The decision to increase purchases from Gazprom signals the end of a conflict between Turkey and the gas monopolist over prices and volume of gas to be sent through the $3.5 billion pipeline under the Black Sea.
In June 2003, Turkey and Gazprom threatened to take each other to international arbitration court after Turkey halted imports through the pipeline on the grounds of weak domestic demand and asked for a revision of volumes and prices. Turkey resumed imports via the Blue Stream, which Gazprom runs together with Italy’s ENIin August, and in late November Gazprom said it had fully resolved the gas price row, although it did not specify under what terms the dispute had been ended.
An official from Turkey’s state pipeline company Botas said Gazprom planned to export 1.1bcm of gas through the Blue Stream in 2003, and 4bcm in 2004. Under the Blue Stream deal, Turkey must import at least 0.8bcm via the Blue Stream in 2003; the deliveries should gradually rise to 16bcm a year later this decade.
But a Turkish government report has warned against over-dependence on Russian gas.
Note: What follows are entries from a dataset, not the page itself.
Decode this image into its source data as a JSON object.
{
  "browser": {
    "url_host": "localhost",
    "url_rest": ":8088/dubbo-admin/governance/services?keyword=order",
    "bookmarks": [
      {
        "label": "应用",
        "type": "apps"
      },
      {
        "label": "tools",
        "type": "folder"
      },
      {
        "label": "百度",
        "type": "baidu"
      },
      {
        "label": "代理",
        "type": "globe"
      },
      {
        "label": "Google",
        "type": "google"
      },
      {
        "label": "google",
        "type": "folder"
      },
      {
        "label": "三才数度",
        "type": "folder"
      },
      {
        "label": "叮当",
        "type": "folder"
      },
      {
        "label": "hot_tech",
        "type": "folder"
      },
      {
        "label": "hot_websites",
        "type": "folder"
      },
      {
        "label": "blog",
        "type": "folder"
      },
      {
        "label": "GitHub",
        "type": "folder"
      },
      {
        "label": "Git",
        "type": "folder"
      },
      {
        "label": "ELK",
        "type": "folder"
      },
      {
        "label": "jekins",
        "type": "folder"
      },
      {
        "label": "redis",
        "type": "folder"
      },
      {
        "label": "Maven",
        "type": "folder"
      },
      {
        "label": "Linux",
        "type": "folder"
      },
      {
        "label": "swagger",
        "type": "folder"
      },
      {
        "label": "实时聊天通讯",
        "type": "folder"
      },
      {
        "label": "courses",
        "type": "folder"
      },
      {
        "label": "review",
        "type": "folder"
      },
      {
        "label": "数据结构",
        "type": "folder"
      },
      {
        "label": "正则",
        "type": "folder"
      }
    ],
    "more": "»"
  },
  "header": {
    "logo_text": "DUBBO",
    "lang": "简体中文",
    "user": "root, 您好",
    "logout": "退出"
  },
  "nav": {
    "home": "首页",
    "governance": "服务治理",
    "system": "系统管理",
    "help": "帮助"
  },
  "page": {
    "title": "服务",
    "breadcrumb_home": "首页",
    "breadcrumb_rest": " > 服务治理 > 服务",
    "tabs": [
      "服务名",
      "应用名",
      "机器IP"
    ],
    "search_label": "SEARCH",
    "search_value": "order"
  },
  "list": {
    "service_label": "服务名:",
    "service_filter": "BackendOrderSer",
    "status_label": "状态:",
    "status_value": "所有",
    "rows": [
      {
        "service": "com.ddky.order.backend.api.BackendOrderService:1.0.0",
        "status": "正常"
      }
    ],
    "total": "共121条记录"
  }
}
The energy market watchdog, EPDK, said in a February report that by the end of 2004 61.7% of Turkey’s entire gas imports will be used to generate electricity. “That means a political dispute with Russia may leave Turkey in the dark,” an EPDK official said.